[Aim of the exercise]
The reply should contain every entry below exactly as written, with no images.

[Source data]
☆ ☆ ☆ ☆ ☆

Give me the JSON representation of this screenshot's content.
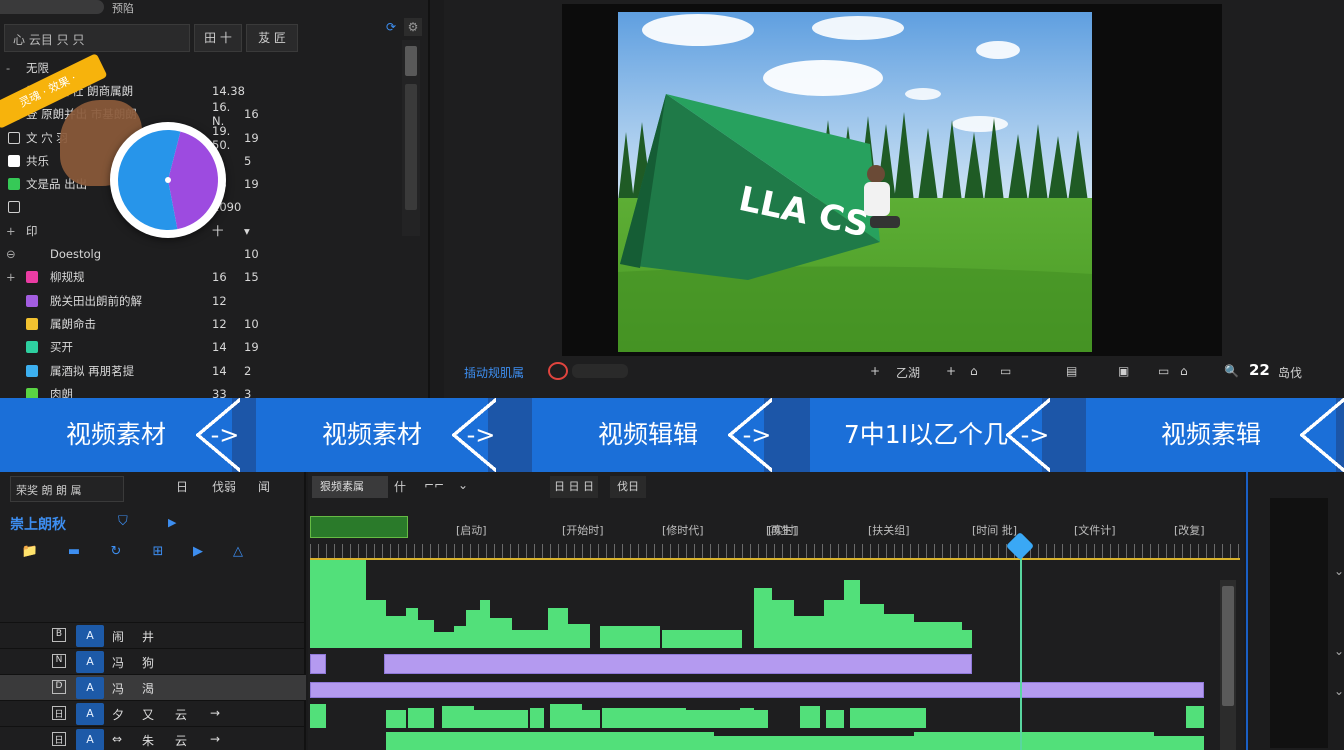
{
  "project": {
    "tab_label": "预陷",
    "search_placeholder": "心 云目 只 只",
    "add_label": "田 十",
    "list_label": "芨 匠",
    "sync_icon": "sync-icon",
    "settings_icon": "settings-icon",
    "sticker_text": "灵魂 · 效果 ·",
    "items": [
      {
        "name": "无限",
        "v1": "",
        "v2": "",
        "check": "none",
        "indent": false,
        "expand": "-"
      },
      {
        "name": "属部朗外社 朗商属朗",
        "v1": "14.38",
        "v2": "",
        "check": "none",
        "indent": false,
        "expand": ""
      },
      {
        "name": "登 原朗并出 市基朗朗",
        "v1": "16. N.",
        "v2": "16",
        "check": "green",
        "indent": false,
        "expand": ""
      },
      {
        "name": "文 穴 羽",
        "v1": "19. 50.",
        "v2": "19",
        "check": "outline",
        "indent": false,
        "expand": ""
      },
      {
        "name": "共乐",
        "v1": "8",
        "v2": "5",
        "check": "white",
        "indent": false,
        "expand": ""
      },
      {
        "name": "文是品  出出",
        "v1": "18",
        "v2": "19",
        "check": "green",
        "indent": false,
        "expand": ""
      },
      {
        "name": "",
        "v1": "1090",
        "v2": "",
        "check": "outline",
        "indent": false,
        "expand": ""
      },
      {
        "name": "印",
        "v1": "十",
        "v2": "▾",
        "check": "none",
        "indent": false,
        "expand": "+"
      },
      {
        "name": "Doestolg",
        "v1": "",
        "v2": "10",
        "check": "none",
        "indent": true,
        "expand": "⊖"
      },
      {
        "name": "柳规规",
        "v1": "16",
        "v2": "15",
        "check": "none",
        "indent": true,
        "expand": "+",
        "swatch": "#ea3ca3"
      },
      {
        "name": "脱关田出朗前的解",
        "v1": "12",
        "v2": "",
        "check": "none",
        "indent": true,
        "expand": "",
        "swatch": "#a35de0"
      },
      {
        "name": "属朗命击",
        "v1": "12",
        "v2": "10",
        "check": "none",
        "indent": true,
        "expand": "",
        "swatch": "#f2c230"
      },
      {
        "name": "买开",
        "v1": "14",
        "v2": "19",
        "check": "none",
        "indent": true,
        "expand": "",
        "swatch": "#2ed0a0"
      },
      {
        "name": "属酒拟 再朋茗提",
        "v1": "14",
        "v2": "2",
        "check": "none",
        "indent": true,
        "expand": "",
        "swatch": "#3db0f0"
      },
      {
        "name": "肉朗",
        "v1": "33",
        "v2": "3",
        "check": "none",
        "indent": true,
        "expand": "",
        "swatch": "#5ad444"
      }
    ],
    "pie": {
      "blue": 0.57,
      "purple": 0.43
    }
  },
  "preview": {
    "tent_text": "LLA CS",
    "controls": {
      "label": "插动规肌属",
      "mid": "乙湖",
      "zoom": "22",
      "zoom_suffix": "岛伐"
    }
  },
  "workflow": {
    "steps": [
      "视频素材",
      "视频素材",
      "视频辑辑",
      "7中1I以乙个几",
      "视频素辑"
    ],
    "arrow": "->"
  },
  "effects": {
    "search_value": "荣奖 朗 朗 属",
    "icon_labels": [
      "日",
      "伐弱",
      "闻"
    ],
    "title": "崇上朗秋",
    "tools": [
      "📁",
      "▬",
      "↻",
      "⊞",
      "▶",
      "△"
    ]
  },
  "track_headers": [
    {
      "lock": "B",
      "target": "A",
      "name": "闹",
      "m": "井",
      "s": "",
      "x": "",
      "selected": false
    },
    {
      "lock": "N",
      "target": "A",
      "name": "冯",
      "m": "狗",
      "s": "",
      "x": "",
      "selected": false
    },
    {
      "lock": "D",
      "target": "A",
      "name": "冯",
      "m": "渴",
      "s": "",
      "x": "",
      "selected": true
    },
    {
      "lock": "日",
      "target": "A",
      "name": "夕",
      "m": "又",
      "s": "云",
      "x": "→",
      "selected": false
    },
    {
      "lock": "日",
      "target": "A",
      "name": "⇔",
      "m": "朱",
      "s": "云",
      "x": "→",
      "selected": false
    }
  ],
  "timeline": {
    "tab_label": "狠频素属",
    "tab_icons": [
      "什",
      "⌐⌐",
      "⌄"
    ],
    "tab2": "日 日 日",
    "tab3": "伐日",
    "ruler_labels": [
      "[启动]",
      "[开始时]",
      "[修时代]",
      "[实时]",
      "[再生]",
      "[扶关组]",
      "[时间 批]",
      "[文件计]",
      "[改复]"
    ],
    "playhead_frac": 0.763
  },
  "colors": {
    "accent": "#1b6fd8",
    "clip_green": "#52e07a",
    "clip_purple": "#b49af0",
    "playhead": "#3aa8f5"
  }
}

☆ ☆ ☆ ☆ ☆

[Exercise answer]
Give me the JSON representation of this screenshot's content.
{
  "project": {
    "tab_label": "预陷",
    "search_placeholder": "心 云目 只 只",
    "add_label": "田 十",
    "list_label": "芨 匠",
    "sync_icon": "sync-icon",
    "settings_icon": "settings-icon",
    "sticker_text": "灵魂 · 效果 ·",
    "items": [
      {
        "name": "无限",
        "v1": "",
        "v2": "",
        "check": "none",
        "indent": false,
        "expand": "-"
      },
      {
        "name": "属部朗外社 朗商属朗",
        "v1": "14.38",
        "v2": "",
        "check": "none",
        "indent": false,
        "expand": ""
      },
      {
        "name": "登 原朗并出 市基朗朗",
        "v1": "16. N.",
        "v2": "16",
        "check": "green",
        "indent": false,
        "expand": ""
      },
      {
        "name": "文 穴 羽",
        "v1": "19. 50.",
        "v2": "19",
        "check": "outline",
        "indent": false,
        "expand": ""
      },
      {
        "name": "共乐",
        "v1": "8",
        "v2": "5",
        "check": "white",
        "indent": false,
        "expand": ""
      },
      {
        "name": "文是品  出出",
        "v1": "18",
        "v2": "19",
        "check": "green",
        "indent": false,
        "expand": ""
      },
      {
        "name": "",
        "v1": "1090",
        "v2": "",
        "check": "outline",
        "indent": false,
        "expand": ""
      },
      {
        "name": "印",
        "v1": "十",
        "v2": "▾",
        "check": "none",
        "indent": false,
        "expand": "+"
      },
      {
        "name": "Doestolg",
        "v1": "",
        "v2": "10",
        "check": "none",
        "indent": true,
        "expand": "⊖"
      },
      {
        "name": "柳规规",
        "v1": "16",
        "v2": "15",
        "check": "none",
        "indent": true,
        "expand": "+",
        "swatch": "#ea3ca3"
      },
      {
        "name": "脱关田出朗前的解",
        "v1": "12",
        "v2": "",
        "check": "none",
        "indent": true,
        "expand": "",
        "swatch": "#a35de0"
      },
      {
        "name": "属朗命击",
        "v1": "12",
        "v2": "10",
        "check": "none",
        "indent": true,
        "expand": "",
        "swatch": "#f2c230"
      },
      {
        "name": "买开",
        "v1": "14",
        "v2": "19",
        "check": "none",
        "indent": true,
        "expand": "",
        "swatch": "#2ed0a0"
      },
      {
        "name": "属酒拟 再朋茗提",
        "v1": "14",
        "v2": "2",
        "check": "none",
        "indent": true,
        "expand": "",
        "swatch": "#3db0f0"
      },
      {
        "name": "肉朗",
        "v1": "33",
        "v2": "3",
        "check": "none",
        "indent": true,
        "expand": "",
        "swatch": "#5ad444"
      }
    ],
    "pie": {
      "blue": 0.57,
      "purple": 0.43
    }
  },
  "preview": {
    "tent_text": "LLA CS",
    "controls": {
      "label": "插动规肌属",
      "mid": "乙湖",
      "zoom": "22",
      "zoom_suffix": "岛伐"
    }
  },
  "workflow": {
    "steps": [
      "视频素材",
      "视频素材",
      "视频辑辑",
      "7中1I以乙个几",
      "视频素辑"
    ],
    "arrow": "->"
  },
  "effects": {
    "search_value": "荣奖 朗 朗 属",
    "icon_labels": [
      "日",
      "伐弱",
      "闻"
    ],
    "title": "崇上朗秋",
    "tools": [
      "📁",
      "▬",
      "↻",
      "⊞",
      "▶",
      "△"
    ]
  },
  "track_headers": [
    {
      "lock": "B",
      "target": "A",
      "name": "闹",
      "m": "井",
      "s": "",
      "x": "",
      "selected": false
    },
    {
      "lock": "N",
      "target": "A",
      "name": "冯",
      "m": "狗",
      "s": "",
      "x": "",
      "selected": false
    },
    {
      "lock": "D",
      "target": "A",
      "name": "冯",
      "m": "渴",
      "s": "",
      "x": "",
      "selected": true
    },
    {
      "lock": "日",
      "target": "A",
      "name": "夕",
      "m": "又",
      "s": "云",
      "x": "→",
      "selected": false
    },
    {
      "lock": "日",
      "target": "A",
      "name": "⇔",
      "m": "朱",
      "s": "云",
      "x": "→",
      "selected": false
    }
  ],
  "timeline": {
    "tab_label": "狠频素属",
    "tab_icons": [
      "什",
      "⌐⌐",
      "⌄"
    ],
    "tab2": "日 日 日",
    "tab3": "伐日",
    "ruler_labels": [
      "[启动]",
      "[开始时]",
      "[修时代]",
      "[实时]",
      "[再生]",
      "[扶关组]",
      "[时间 批]",
      "[文件计]",
      "[改复]"
    ],
    "playhead_frac": 0.763
  },
  "colors": {
    "accent": "#1b6fd8",
    "clip_green": "#52e07a",
    "clip_purple": "#b49af0",
    "playhead": "#3aa8f5"
  }
}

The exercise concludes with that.